REQUIRED WORK: Leave out the pictures and restate every entry word for word.

EXCERPTED RECORDS:
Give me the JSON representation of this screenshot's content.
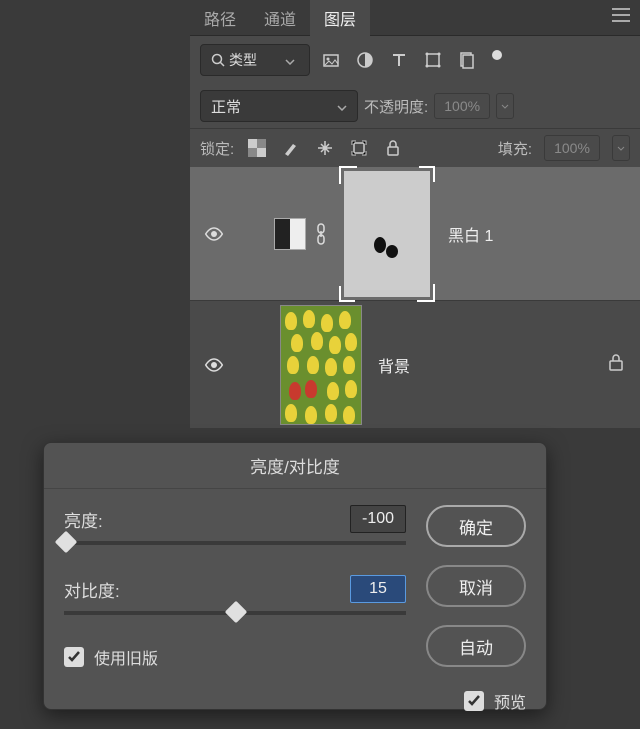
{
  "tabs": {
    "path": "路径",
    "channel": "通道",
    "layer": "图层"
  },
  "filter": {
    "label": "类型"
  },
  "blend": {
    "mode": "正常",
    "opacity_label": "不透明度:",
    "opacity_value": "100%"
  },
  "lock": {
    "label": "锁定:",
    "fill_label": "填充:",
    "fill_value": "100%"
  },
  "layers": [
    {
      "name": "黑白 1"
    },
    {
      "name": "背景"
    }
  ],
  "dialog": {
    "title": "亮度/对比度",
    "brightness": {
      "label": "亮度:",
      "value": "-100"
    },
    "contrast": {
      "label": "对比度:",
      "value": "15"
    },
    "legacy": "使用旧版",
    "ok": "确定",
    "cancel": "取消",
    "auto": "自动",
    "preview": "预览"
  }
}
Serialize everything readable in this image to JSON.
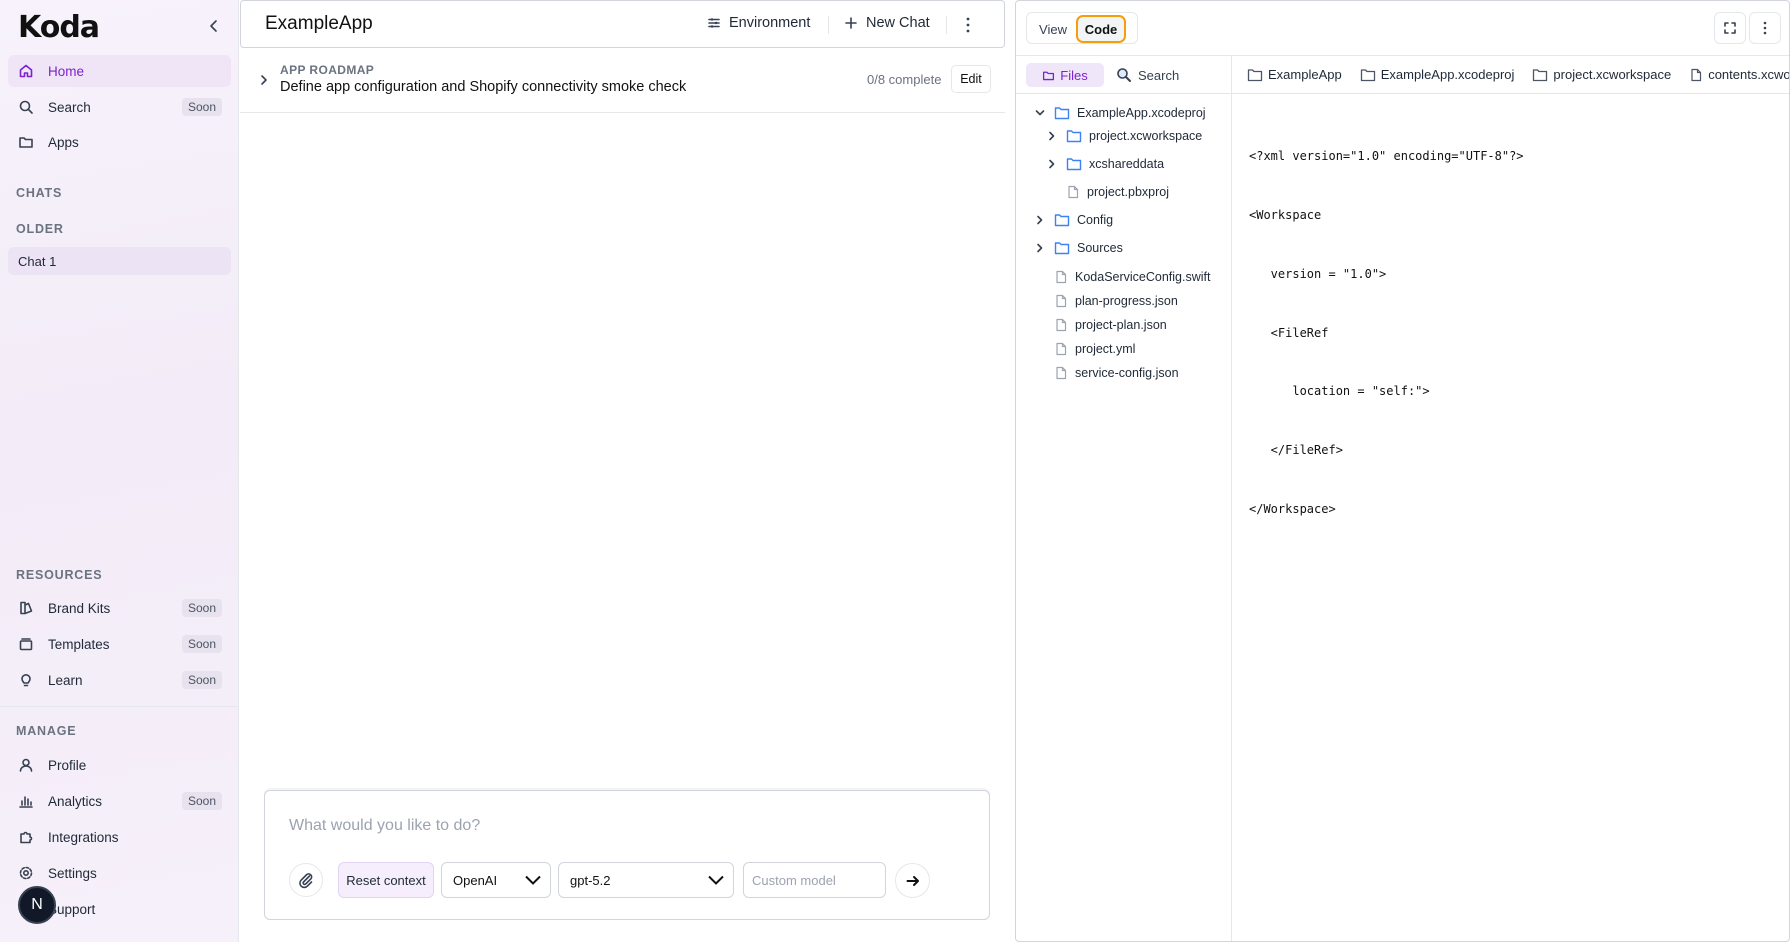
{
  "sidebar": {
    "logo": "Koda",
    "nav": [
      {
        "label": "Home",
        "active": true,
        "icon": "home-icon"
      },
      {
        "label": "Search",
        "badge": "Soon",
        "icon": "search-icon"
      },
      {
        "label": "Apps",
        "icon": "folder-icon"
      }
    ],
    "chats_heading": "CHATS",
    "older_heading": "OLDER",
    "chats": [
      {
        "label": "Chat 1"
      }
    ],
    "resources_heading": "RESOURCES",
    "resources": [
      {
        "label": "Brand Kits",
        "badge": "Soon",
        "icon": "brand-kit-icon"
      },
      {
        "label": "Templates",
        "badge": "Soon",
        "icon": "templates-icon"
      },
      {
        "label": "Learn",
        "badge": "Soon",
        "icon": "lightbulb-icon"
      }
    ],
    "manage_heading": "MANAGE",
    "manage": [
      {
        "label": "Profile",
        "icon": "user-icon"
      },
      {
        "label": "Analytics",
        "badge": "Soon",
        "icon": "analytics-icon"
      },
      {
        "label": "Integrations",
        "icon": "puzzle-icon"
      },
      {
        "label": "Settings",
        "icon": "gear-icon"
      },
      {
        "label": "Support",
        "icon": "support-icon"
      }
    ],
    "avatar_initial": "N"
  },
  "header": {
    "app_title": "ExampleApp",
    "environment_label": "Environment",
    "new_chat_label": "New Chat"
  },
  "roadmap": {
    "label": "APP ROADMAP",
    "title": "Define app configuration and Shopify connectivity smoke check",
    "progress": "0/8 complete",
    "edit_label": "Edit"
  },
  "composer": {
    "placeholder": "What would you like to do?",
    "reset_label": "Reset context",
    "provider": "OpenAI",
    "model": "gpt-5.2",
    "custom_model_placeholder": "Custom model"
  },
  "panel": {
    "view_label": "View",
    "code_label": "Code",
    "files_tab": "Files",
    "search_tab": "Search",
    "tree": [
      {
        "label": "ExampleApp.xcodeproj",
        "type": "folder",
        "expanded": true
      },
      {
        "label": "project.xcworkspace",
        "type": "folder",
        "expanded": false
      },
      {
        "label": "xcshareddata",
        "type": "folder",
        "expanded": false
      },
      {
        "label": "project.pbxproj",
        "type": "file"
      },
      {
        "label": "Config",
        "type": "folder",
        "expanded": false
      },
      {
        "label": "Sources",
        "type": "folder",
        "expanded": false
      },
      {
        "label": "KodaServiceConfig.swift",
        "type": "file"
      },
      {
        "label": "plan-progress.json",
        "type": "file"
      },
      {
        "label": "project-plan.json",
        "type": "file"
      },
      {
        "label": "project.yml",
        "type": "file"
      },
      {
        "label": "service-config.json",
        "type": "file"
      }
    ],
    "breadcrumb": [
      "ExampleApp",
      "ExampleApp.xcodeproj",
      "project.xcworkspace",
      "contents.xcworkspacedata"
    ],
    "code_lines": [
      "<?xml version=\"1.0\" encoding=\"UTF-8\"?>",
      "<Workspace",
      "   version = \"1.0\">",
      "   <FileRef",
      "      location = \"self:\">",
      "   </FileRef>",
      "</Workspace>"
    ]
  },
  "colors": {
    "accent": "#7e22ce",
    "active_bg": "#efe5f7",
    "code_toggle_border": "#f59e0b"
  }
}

RESULT OF THIS EXERCISE:
Give me the JSON representation of this screenshot's content.
{
  "tabs": {
    "path": "路径",
    "channel": "通道",
    "layer": "图层"
  },
  "filter": {
    "label": "类型"
  },
  "blend": {
    "mode": "正常",
    "opacity_label": "不透明度:",
    "opacity_value": "100%"
  },
  "lock": {
    "label": "锁定:",
    "fill_label": "填充:",
    "fill_value": "100%"
  },
  "layers": [
    {
      "name": "黑白 1"
    },
    {
      "name": "背景"
    }
  ],
  "dialog": {
    "title": "亮度/对比度",
    "brightness": {
      "label": "亮度:",
      "value": "-100"
    },
    "contrast": {
      "label": "对比度:",
      "value": "15"
    },
    "legacy": "使用旧版",
    "ok": "确定",
    "cancel": "取消",
    "auto": "自动",
    "preview": "预览"
  }
}
Serialize everything readable in this image to JSON.
{
  "sidebar": {
    "logo": "Koda",
    "nav": [
      {
        "label": "Home",
        "active": true,
        "icon": "home-icon"
      },
      {
        "label": "Search",
        "badge": "Soon",
        "icon": "search-icon"
      },
      {
        "label": "Apps",
        "icon": "folder-icon"
      }
    ],
    "chats_heading": "CHATS",
    "older_heading": "OLDER",
    "chats": [
      {
        "label": "Chat 1"
      }
    ],
    "resources_heading": "RESOURCES",
    "resources": [
      {
        "label": "Brand Kits",
        "badge": "Soon",
        "icon": "brand-kit-icon"
      },
      {
        "label": "Templates",
        "badge": "Soon",
        "icon": "templates-icon"
      },
      {
        "label": "Learn",
        "badge": "Soon",
        "icon": "lightbulb-icon"
      }
    ],
    "manage_heading": "MANAGE",
    "manage": [
      {
        "label": "Profile",
        "icon": "user-icon"
      },
      {
        "label": "Analytics",
        "badge": "Soon",
        "icon": "analytics-icon"
      },
      {
        "label": "Integrations",
        "icon": "puzzle-icon"
      },
      {
        "label": "Settings",
        "icon": "gear-icon"
      },
      {
        "label": "Support",
        "icon": "support-icon"
      }
    ],
    "avatar_initial": "N"
  },
  "header": {
    "app_title": "ExampleApp",
    "environment_label": "Environment",
    "new_chat_label": "New Chat"
  },
  "roadmap": {
    "label": "APP ROADMAP",
    "title": "Define app configuration and Shopify connectivity smoke check",
    "progress": "0/8 complete",
    "edit_label": "Edit"
  },
  "composer": {
    "placeholder": "What would you like to do?",
    "reset_label": "Reset context",
    "provider": "OpenAI",
    "model": "gpt-5.2",
    "custom_model_placeholder": "Custom model"
  },
  "panel": {
    "view_label": "View",
    "code_label": "Code",
    "files_tab": "Files",
    "search_tab": "Search",
    "tree": [
      {
        "label": "ExampleApp.xcodeproj",
        "type": "folder",
        "expanded": true
      },
      {
        "label": "project.xcworkspace",
        "type": "folder",
        "expanded": false
      },
      {
        "label": "xcshareddata",
        "type": "folder",
        "expanded": false
      },
      {
        "label": "project.pbxproj",
        "type": "file"
      },
      {
        "label": "Config",
        "type": "folder",
        "expanded": false
      },
      {
        "label": "Sources",
        "type": "folder",
        "expanded": false
      },
      {
        "label": "KodaServiceConfig.swift",
        "type": "file"
      },
      {
        "label": "plan-progress.json",
        "type": "file"
      },
      {
        "label": "project-plan.json",
        "type": "file"
      },
      {
        "label": "project.yml",
        "type": "file"
      },
      {
        "label": "service-config.json",
        "type": "file"
      }
    ],
    "breadcrumb": [
      "ExampleApp",
      "ExampleApp.xcodeproj",
      "project.xcworkspace",
      "contents.xcworkspacedata"
    ],
    "code_lines": [
      "<?xml version=\"1.0\" encoding=\"UTF-8\"?>",
      "<Workspace",
      "   version = \"1.0\">",
      "   <FileRef",
      "      location = \"self:\">",
      "   </FileRef>",
      "</Workspace>"
    ]
  },
  "colors": {
    "accent": "#7e22ce",
    "active_bg": "#efe5f7",
    "code_toggle_border": "#f59e0b"
  }
}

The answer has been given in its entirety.